Here, we see a ruler of the Jews having such superficial reasoning and little discernment along with a poor understanding of the scriptures. 


The scriptures warn us to test the spirits, whether they be of God. 


The magicians of Egypt were, up to a point, able to duplicate the miracles of Moses. 


Satan has power to perform miracles and sometimes bestows this power on his angels of light. 


We are warned of the Antichrist in II Thess. 2:9, Even him, whose coming is after the working of Satan with all power and signs and lying wonders.  


We are exhorted to "believe not the spirits, but to try the spirits whether they be of God, because many false prophets are gone out into the world. I John 4:1.


No, we are not to test those who come in the name of Christ by their personal character or ability to perform miracles but they must be tested by the Word of God. 


No matter how wonderful his personality, or how pleasing, or how marvelous the results of his ministry is, we are admonished to test the man by the Word of God.


Christ ignores Nicodemus' statement. 


He knows that Nicodemus is not yet prepared by the Holy Spirit to be taught. 


Nicodemus does not need Jesus, the teacher. 


Nicodemus needs Jesus the Savior! 


The sinner cannot come to Jesus to be taught, he must come to be saved and then comes the teaching. 


A saved person is a person who is fit to teach. 


As we saw in verse 2:24, Jesus does not commit himself to them because he did not trust them, he knew what was in their hearts.  


As it says in Luke 8:10, "Unto you it is given to know the mysteries of God, but to others in parables; that seeing they might not see, and hearing they might not understand.


Jesus uses a prepared vessel to work the works of God!


Therefore he ignores Nicodemus attempt to endear himself to him by his courteous and perhaps flattering compliments and we hear him say in:

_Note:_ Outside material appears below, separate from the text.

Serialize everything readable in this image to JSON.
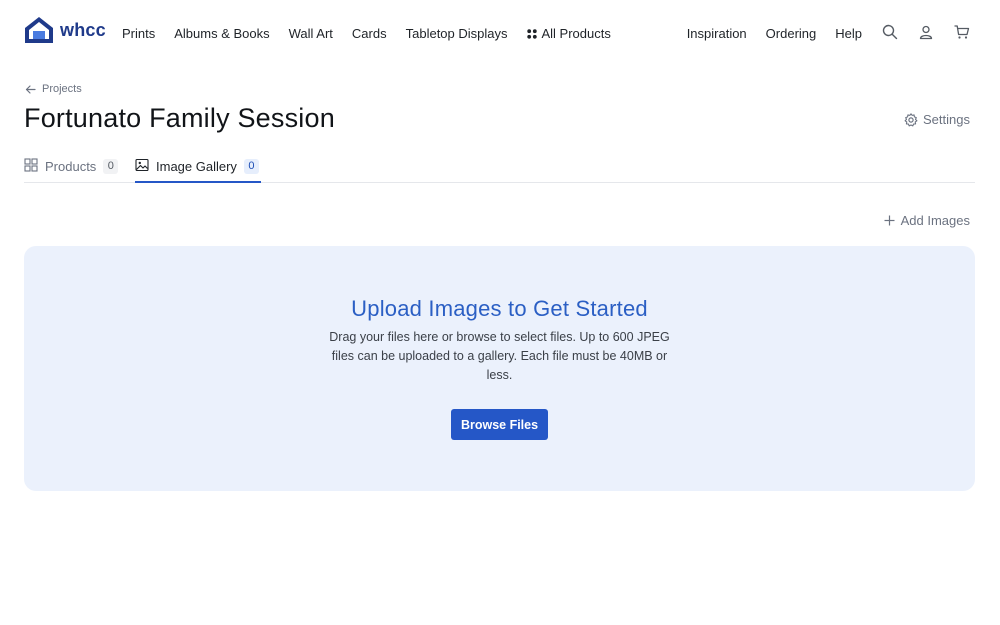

Verse 3:3,......Verily, verily, I say unto thee, Except a man be born again, he cannot see the kingdom of God.